◆ **The task**: With the images removed, return every line below exactly as it reads.

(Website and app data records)
================
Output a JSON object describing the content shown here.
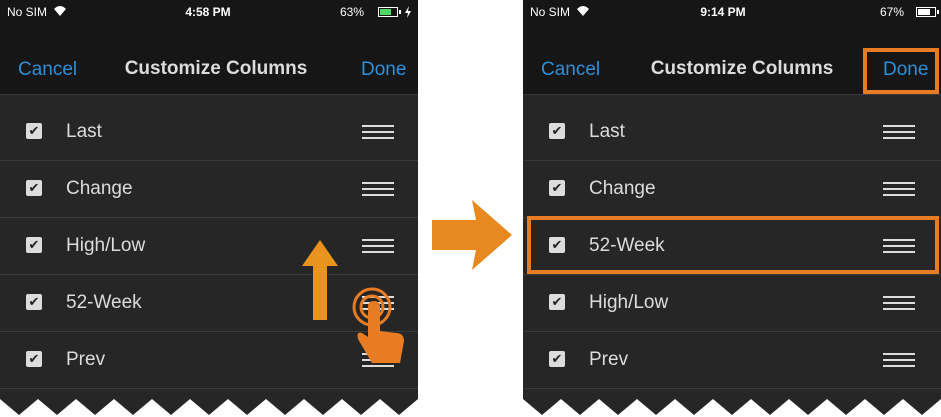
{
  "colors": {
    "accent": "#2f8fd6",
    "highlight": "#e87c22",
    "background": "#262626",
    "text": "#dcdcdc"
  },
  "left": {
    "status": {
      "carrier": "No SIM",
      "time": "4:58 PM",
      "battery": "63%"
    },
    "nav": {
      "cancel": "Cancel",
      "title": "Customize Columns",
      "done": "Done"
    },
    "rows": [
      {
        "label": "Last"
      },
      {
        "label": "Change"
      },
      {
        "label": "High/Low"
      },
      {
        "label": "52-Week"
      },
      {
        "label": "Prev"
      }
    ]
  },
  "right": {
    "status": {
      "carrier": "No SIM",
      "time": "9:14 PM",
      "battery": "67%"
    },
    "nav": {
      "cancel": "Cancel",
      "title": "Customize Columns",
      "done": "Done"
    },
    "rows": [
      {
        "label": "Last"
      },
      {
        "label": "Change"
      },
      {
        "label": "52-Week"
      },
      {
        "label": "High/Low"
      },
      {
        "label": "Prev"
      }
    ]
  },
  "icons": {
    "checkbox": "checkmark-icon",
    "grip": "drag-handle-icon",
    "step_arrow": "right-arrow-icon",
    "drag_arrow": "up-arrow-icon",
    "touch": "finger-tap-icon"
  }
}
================
◆ **Answer section**:
Output a JSON object describing the content shown here.
{
  "colors": {
    "accent": "#2f8fd6",
    "highlight": "#e87c22",
    "background": "#262626",
    "text": "#dcdcdc"
  },
  "left": {
    "status": {
      "carrier": "No SIM",
      "time": "4:58 PM",
      "battery": "63%"
    },
    "nav": {
      "cancel": "Cancel",
      "title": "Customize Columns",
      "done": "Done"
    },
    "rows": [
      {
        "label": "Last"
      },
      {
        "label": "Change"
      },
      {
        "label": "High/Low"
      },
      {
        "label": "52-Week"
      },
      {
        "label": "Prev"
      }
    ]
  },
  "right": {
    "status": {
      "carrier": "No SIM",
      "time": "9:14 PM",
      "battery": "67%"
    },
    "nav": {
      "cancel": "Cancel",
      "title": "Customize Columns",
      "done": "Done"
    },
    "rows": [
      {
        "label": "Last"
      },
      {
        "label": "Change"
      },
      {
        "label": "52-Week"
      },
      {
        "label": "High/Low"
      },
      {
        "label": "Prev"
      }
    ]
  },
  "icons": {
    "checkbox": "checkmark-icon",
    "grip": "drag-handle-icon",
    "step_arrow": "right-arrow-icon",
    "drag_arrow": "up-arrow-icon",
    "touch": "finger-tap-icon"
  }
}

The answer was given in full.